The US Supreme Court ruled Tuesday that maritime tort law permits manufacturers to be sued for modifications to their products made by a third party when those modifications are known by the manufacturer.
The suit was brought by two veterans, Kenneth McAfee and John DeVries, who alleged that they were exposed to asbestos while enlisted and developed terminal cancer as a result. The defendants manufactured equipment for ships for the US Navy, on which the plaintiffs served. Though the equipment was not produced with asbestos by the defendants, integration of the carcinogen was performed by the Navy after the installation of the equipment pursuant to instructions by the manufacturers. The suit argued that the two crewmembers were not given sufficient notice that they were being exposed to a dangerous material by the manufacturer, while the companies claimed that they were not liable because they did not install the asbestos materials themselves. Though a federal district court ruled in favor of the manufacturers, the US Court of Appeals for the Third Circuit reversed the decision, after which the manufacturers appealed to the Supreme Court.
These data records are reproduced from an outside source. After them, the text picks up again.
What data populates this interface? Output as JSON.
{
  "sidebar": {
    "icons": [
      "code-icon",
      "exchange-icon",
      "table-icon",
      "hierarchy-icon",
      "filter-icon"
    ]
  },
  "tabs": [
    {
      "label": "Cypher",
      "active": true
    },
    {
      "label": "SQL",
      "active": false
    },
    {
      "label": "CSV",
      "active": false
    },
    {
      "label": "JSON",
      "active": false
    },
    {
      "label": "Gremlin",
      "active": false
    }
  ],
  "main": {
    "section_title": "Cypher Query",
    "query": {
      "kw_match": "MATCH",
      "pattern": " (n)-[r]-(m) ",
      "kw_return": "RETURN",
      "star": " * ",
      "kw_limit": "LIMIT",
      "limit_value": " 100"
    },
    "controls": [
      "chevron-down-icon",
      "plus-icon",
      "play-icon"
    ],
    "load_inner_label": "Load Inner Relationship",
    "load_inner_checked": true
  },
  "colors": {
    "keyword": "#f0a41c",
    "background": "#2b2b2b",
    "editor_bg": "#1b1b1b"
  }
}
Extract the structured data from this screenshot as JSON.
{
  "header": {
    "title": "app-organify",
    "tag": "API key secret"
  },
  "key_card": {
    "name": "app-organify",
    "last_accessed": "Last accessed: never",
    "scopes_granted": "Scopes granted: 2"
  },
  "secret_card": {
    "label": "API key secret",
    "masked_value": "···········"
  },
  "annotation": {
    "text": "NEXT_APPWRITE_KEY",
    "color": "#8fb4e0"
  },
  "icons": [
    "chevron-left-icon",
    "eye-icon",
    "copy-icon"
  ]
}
In a 6-3 decision, Justice Brett Kavanaugh wrote that there were three different approaches that the court could take to constrain defendant liability in maritime product liability law. The first, a forseeability approach, would require manufacturers to anyone who came into contact with their product of any dangers that could be reasonably caused by their equipment, even if it is modified by a third party. Kavanaugh dismissed this test, stating that it would cause “confusion” and “overdisclosure” while being a substantial burden. The second test, the “bare-metal” defense asserted by the defendants, would prevent manufacturers from being held liable for any modifications undertaken by a third party. Kavanaugh stated that this test “goes too far in the opposite direction” from the forseeability test, allowing manufacturers to wash their hands of dangerous products by hiding behind third parties. The court therefore held that a middle-ground test is appropriate, holding manufacturers responsible for harm caused by third-party modifications that are undertaken with the manufacturer’s “knowledge or intention” that such a modification would make the product dangerous.